blow in compressed air.

A google search should kick up a couple of homebuilders dooing just
that, I went to a demostration they hosted once.

dewat
07-13-2009, 05:18 PM
I just happened to see this last week, it might give you some ideas, instead of casting the parts he is doing you might be able to buy them.


http://www.youtube.com/watch?v=UsF4qrR4TQ8

Astronowanabe
07-13-2009, 11:16 PM
unfortunately for the metalworking angle... last I checked you could get one of these for less than a decent tig welder and it is done and does not leak.

http://www.explora-dome.com/

GKman
07-14-2009, 08:01 AM
Schedule a trip to the converted MIG factory in Poland that hammers these Cobras out. That ain't silver paint.

http://img.photobucket.com/albums/v494/gkman/067600x450.jpg
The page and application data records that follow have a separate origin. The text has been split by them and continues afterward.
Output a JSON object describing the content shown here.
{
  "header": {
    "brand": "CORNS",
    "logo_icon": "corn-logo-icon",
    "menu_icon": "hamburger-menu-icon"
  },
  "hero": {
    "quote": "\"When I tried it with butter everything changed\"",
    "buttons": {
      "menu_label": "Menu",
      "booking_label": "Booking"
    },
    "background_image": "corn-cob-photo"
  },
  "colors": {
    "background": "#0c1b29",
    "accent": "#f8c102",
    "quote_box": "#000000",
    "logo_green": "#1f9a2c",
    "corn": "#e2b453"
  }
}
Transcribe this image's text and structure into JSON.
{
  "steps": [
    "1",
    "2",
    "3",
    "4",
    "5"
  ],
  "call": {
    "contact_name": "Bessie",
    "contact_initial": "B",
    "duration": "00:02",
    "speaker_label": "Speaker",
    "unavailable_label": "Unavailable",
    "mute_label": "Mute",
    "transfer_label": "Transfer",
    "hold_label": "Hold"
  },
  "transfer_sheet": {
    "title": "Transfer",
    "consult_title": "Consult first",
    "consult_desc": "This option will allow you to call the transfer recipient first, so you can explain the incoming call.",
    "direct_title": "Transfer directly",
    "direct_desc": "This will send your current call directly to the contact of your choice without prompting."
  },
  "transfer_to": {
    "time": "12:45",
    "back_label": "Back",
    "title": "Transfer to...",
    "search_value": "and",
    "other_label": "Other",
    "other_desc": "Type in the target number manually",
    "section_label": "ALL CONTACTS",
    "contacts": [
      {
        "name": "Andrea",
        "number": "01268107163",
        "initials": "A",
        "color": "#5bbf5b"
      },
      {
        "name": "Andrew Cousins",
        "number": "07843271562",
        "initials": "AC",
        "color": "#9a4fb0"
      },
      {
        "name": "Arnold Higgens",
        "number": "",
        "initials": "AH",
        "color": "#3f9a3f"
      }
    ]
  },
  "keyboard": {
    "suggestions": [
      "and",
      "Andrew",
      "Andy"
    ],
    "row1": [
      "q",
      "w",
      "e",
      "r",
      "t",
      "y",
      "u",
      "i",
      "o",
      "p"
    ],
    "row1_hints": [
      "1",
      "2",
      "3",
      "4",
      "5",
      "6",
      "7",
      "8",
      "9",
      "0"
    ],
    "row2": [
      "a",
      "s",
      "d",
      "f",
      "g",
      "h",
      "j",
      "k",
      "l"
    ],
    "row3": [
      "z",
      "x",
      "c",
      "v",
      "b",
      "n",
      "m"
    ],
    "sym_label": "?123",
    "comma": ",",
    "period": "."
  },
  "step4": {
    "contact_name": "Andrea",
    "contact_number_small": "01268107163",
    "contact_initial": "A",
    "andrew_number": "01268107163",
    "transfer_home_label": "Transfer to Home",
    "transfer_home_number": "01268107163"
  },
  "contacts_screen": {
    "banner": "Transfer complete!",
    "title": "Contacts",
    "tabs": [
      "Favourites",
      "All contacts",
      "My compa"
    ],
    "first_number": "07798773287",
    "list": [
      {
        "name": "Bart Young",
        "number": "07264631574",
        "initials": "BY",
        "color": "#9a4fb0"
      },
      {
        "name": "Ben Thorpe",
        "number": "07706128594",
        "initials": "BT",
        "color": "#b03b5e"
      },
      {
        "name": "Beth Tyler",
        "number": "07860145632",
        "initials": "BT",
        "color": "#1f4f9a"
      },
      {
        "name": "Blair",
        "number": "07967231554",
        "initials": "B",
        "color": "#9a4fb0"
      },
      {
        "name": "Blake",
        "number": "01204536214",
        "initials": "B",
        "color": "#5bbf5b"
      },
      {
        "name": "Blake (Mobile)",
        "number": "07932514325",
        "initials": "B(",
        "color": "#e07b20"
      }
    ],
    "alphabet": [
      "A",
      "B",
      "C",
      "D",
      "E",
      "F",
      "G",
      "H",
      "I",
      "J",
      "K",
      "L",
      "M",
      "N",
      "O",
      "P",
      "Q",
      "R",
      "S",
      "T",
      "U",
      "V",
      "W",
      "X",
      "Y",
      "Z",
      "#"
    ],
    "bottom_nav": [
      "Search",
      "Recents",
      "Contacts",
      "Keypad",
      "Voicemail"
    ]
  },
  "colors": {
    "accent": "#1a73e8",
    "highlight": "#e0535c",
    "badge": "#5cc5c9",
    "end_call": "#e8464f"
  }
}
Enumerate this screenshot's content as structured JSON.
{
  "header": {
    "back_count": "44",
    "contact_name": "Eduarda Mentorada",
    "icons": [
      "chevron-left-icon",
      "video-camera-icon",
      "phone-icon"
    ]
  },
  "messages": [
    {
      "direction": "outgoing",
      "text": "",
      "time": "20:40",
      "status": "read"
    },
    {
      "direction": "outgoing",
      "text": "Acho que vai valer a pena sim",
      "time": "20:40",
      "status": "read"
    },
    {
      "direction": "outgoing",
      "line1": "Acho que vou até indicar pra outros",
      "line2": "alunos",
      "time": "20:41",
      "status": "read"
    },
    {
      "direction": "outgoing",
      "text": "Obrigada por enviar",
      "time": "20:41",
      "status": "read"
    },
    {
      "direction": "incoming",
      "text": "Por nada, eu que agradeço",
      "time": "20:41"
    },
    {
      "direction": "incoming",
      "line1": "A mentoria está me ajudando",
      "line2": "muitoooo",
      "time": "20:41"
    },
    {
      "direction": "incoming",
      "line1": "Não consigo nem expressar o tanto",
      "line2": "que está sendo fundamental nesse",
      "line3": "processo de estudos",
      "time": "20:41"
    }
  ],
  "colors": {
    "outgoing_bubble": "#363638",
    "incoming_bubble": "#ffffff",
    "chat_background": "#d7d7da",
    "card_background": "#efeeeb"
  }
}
dave5605
07-14-2009, 11:09 AM
Too many..... I don't want to deter you from buying the Tig (I bought one just because) but welding thin aluminum is an entirely different animal (for me at least) then mild steel.

I am a fair welder with a mig on 18 gauge to 1/2" steel but that darn TIG is another animal on anything thinner than 1/8" aluminum for me. Even 16 gauge steel is a challenge. Then again I only use it about 2 hours a month. I should practice more (a lot more) but it gets me frustrated.

Hopefully you are a more experienced welder than me (a hobbiest hack).

I have a thermal Arc 185A inverter tig and would buy one again. Then there is the Miller 200DX inverter but that's another $1000 or so. Way beyond my 'just because' budget.

rantbot
07-14-2009, 12:30 PM
That book (whence where the pix came) also includes making large domes, using explosives in a pool of water.

So, what's the title of this mystery book?

digger_doug
07-14-2009, 12:36 PM
So, what's the title of this mystery book?

"Forming Alcoa aluminum"

The Alcoa company released several books on use of their products.

Machining
Bonding
Welding
Die cast design